_PROMPT_
Look over the material for the string "kind". Copy every line where it turns up.

_MATERIAL FOR THIS TASK_
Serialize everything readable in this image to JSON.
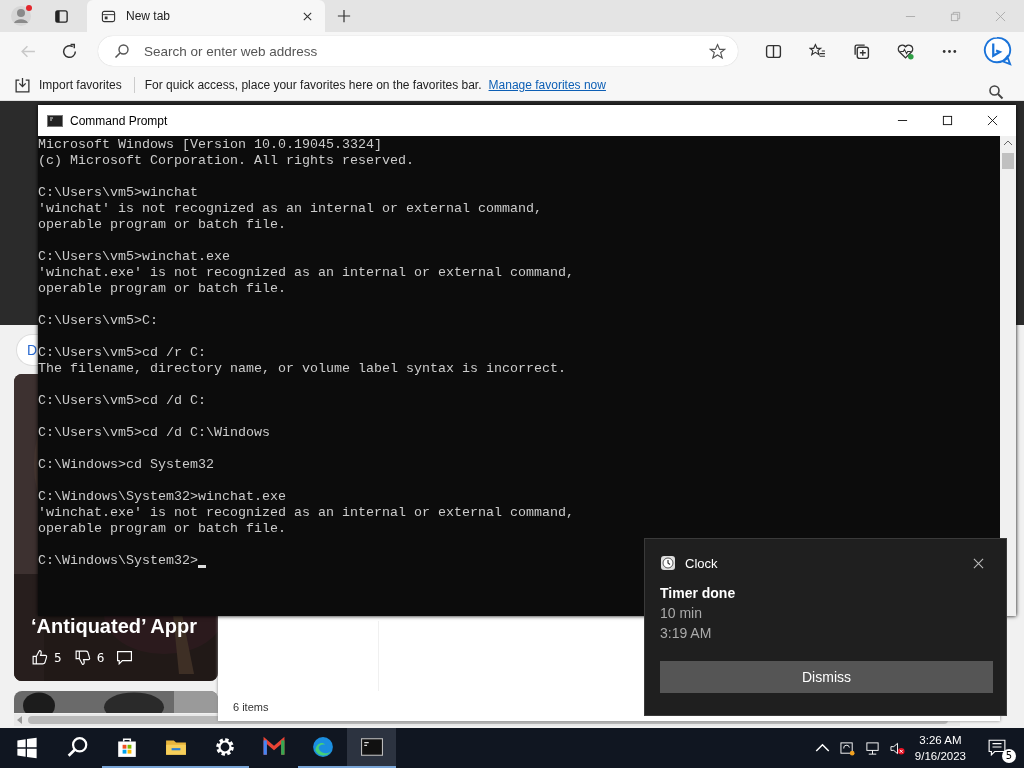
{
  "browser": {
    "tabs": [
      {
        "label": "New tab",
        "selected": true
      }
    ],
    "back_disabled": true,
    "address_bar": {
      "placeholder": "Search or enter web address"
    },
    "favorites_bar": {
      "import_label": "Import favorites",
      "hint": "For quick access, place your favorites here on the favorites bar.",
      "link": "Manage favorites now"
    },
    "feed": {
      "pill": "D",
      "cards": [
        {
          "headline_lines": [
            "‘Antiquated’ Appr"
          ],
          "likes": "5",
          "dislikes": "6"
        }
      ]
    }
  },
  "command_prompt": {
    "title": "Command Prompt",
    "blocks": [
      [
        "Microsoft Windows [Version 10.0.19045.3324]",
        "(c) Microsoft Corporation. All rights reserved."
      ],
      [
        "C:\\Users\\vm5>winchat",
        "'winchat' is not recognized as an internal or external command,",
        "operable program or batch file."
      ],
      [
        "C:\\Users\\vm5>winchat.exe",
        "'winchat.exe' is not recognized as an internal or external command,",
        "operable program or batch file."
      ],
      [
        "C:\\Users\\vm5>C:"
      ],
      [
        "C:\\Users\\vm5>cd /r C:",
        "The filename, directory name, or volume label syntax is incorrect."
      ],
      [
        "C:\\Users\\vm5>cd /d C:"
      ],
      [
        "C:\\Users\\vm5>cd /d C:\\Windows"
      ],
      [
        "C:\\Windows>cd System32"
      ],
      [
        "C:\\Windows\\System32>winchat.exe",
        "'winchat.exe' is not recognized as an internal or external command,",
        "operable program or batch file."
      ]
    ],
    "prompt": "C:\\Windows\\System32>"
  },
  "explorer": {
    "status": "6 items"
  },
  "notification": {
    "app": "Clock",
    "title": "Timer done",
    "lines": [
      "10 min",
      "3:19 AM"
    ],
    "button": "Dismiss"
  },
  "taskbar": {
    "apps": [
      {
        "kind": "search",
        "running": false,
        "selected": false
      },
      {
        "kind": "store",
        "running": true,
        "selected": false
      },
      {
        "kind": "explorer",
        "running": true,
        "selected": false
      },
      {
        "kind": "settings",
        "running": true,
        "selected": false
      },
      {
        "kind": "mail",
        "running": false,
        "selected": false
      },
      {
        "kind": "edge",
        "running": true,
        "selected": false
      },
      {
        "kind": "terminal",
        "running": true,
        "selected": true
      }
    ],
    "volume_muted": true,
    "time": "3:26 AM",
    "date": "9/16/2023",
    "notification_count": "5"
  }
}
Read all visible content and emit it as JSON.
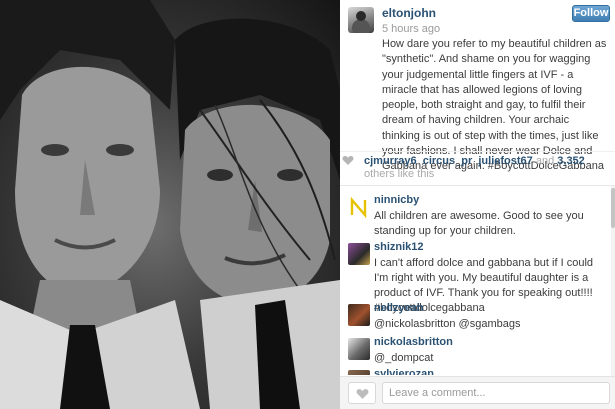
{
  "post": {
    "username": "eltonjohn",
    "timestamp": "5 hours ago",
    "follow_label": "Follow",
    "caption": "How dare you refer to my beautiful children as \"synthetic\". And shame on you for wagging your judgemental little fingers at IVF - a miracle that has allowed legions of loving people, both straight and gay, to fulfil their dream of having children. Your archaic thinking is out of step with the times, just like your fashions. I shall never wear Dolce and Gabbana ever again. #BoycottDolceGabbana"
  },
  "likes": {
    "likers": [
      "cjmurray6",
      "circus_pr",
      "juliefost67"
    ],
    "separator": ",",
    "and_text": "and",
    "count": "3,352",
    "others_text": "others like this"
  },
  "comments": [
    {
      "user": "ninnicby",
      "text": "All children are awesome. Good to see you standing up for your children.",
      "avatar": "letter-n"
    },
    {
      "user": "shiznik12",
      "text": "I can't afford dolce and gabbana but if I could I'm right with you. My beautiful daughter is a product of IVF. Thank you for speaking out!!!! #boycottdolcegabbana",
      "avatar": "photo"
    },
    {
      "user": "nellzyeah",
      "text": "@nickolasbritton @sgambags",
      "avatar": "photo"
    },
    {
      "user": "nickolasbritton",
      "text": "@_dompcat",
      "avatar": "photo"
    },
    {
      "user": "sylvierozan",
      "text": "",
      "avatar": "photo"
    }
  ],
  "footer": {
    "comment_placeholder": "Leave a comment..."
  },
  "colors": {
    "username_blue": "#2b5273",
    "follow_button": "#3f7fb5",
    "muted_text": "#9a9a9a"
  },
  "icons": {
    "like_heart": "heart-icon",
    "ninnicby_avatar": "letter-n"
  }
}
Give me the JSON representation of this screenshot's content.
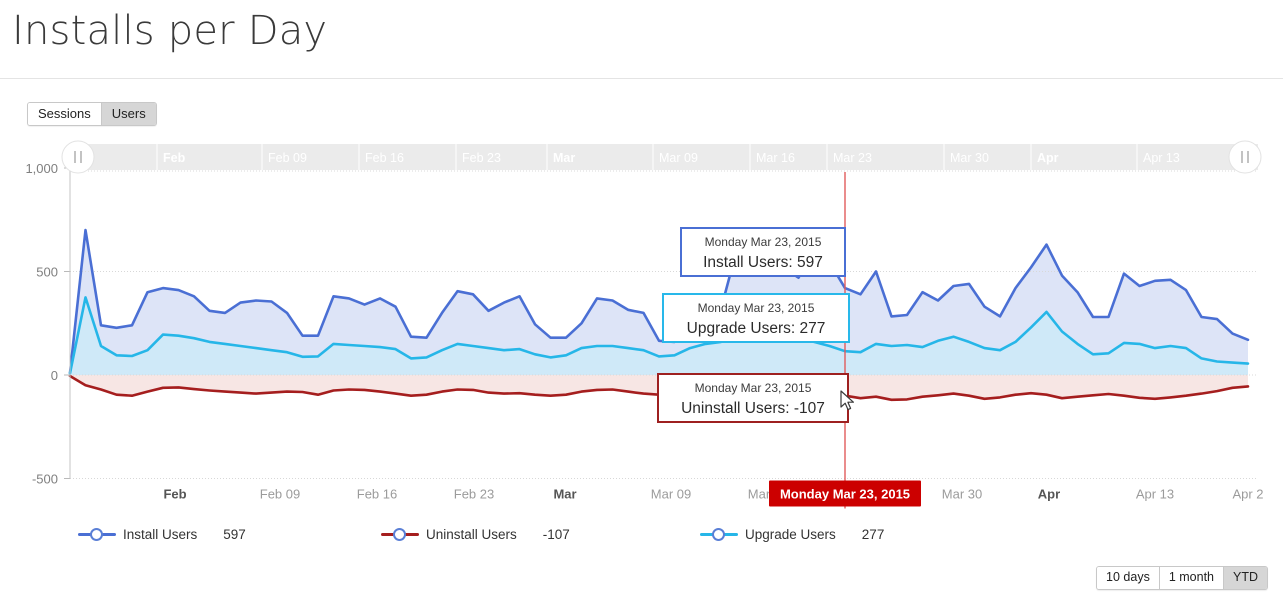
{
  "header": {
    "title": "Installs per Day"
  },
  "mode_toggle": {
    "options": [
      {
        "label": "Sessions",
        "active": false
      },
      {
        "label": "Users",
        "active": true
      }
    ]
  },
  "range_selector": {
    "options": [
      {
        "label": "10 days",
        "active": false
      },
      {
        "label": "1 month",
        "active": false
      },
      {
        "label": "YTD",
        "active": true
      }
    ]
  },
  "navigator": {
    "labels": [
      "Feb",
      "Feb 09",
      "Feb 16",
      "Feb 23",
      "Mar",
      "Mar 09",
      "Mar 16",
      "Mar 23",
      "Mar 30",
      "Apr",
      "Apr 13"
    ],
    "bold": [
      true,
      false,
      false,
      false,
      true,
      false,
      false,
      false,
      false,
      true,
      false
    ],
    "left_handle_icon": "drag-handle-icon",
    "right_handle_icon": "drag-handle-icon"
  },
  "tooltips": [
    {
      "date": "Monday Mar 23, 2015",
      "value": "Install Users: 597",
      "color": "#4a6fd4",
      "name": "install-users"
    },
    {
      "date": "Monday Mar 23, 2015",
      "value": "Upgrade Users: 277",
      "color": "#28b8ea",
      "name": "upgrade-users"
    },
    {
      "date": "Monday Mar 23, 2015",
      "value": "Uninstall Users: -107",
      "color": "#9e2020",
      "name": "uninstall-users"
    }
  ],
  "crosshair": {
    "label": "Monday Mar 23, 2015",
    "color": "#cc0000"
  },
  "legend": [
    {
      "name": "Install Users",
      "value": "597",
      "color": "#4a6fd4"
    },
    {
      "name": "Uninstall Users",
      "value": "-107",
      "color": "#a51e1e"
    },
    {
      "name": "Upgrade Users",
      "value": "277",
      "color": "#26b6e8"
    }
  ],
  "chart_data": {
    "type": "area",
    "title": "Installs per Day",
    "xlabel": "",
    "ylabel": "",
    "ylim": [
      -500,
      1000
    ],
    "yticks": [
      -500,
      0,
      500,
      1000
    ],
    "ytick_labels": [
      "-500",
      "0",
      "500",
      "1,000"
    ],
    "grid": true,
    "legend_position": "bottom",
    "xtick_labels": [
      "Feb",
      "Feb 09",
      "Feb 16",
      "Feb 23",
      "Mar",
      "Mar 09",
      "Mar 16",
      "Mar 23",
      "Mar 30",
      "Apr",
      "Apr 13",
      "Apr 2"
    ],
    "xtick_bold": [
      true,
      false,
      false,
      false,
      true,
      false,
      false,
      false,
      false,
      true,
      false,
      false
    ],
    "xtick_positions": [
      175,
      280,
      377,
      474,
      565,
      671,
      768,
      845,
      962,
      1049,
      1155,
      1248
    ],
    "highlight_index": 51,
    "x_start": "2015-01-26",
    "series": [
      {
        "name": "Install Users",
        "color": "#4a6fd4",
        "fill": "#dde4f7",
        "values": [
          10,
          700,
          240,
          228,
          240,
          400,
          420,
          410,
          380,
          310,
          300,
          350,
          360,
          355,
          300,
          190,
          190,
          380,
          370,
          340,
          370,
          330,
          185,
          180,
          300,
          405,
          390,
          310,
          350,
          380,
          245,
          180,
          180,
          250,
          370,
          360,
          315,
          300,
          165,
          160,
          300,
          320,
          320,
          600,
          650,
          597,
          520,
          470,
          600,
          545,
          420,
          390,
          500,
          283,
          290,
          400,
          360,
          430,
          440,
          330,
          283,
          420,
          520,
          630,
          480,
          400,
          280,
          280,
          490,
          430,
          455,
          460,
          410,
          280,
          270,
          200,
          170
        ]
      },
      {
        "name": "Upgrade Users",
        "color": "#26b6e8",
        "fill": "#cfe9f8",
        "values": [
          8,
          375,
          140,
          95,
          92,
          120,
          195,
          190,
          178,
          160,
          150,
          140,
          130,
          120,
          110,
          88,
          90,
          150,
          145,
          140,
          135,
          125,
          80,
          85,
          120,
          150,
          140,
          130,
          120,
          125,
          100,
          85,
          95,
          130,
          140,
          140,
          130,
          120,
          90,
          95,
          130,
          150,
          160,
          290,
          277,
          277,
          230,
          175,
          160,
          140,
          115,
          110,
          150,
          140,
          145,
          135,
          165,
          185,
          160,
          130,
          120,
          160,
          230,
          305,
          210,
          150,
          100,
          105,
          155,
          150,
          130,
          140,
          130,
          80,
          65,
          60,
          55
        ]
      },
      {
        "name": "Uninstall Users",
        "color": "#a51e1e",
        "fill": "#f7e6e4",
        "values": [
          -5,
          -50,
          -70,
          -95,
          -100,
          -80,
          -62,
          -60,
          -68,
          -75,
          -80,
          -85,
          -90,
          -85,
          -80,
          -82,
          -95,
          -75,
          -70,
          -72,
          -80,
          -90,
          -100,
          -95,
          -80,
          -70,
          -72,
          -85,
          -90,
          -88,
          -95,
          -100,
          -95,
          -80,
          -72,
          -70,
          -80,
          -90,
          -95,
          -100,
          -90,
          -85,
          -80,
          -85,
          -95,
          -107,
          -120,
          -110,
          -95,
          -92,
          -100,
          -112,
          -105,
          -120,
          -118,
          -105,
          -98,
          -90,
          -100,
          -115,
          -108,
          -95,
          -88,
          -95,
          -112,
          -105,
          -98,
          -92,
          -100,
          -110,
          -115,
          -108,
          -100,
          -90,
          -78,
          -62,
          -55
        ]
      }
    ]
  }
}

_RESULT BELOW_
        "kind": "search",
        "kind": "store",
        "kind": "explorer",
        "kind": "settings",
        "kind": "mail",
        "kind": "edge",
        "kind": "terminal",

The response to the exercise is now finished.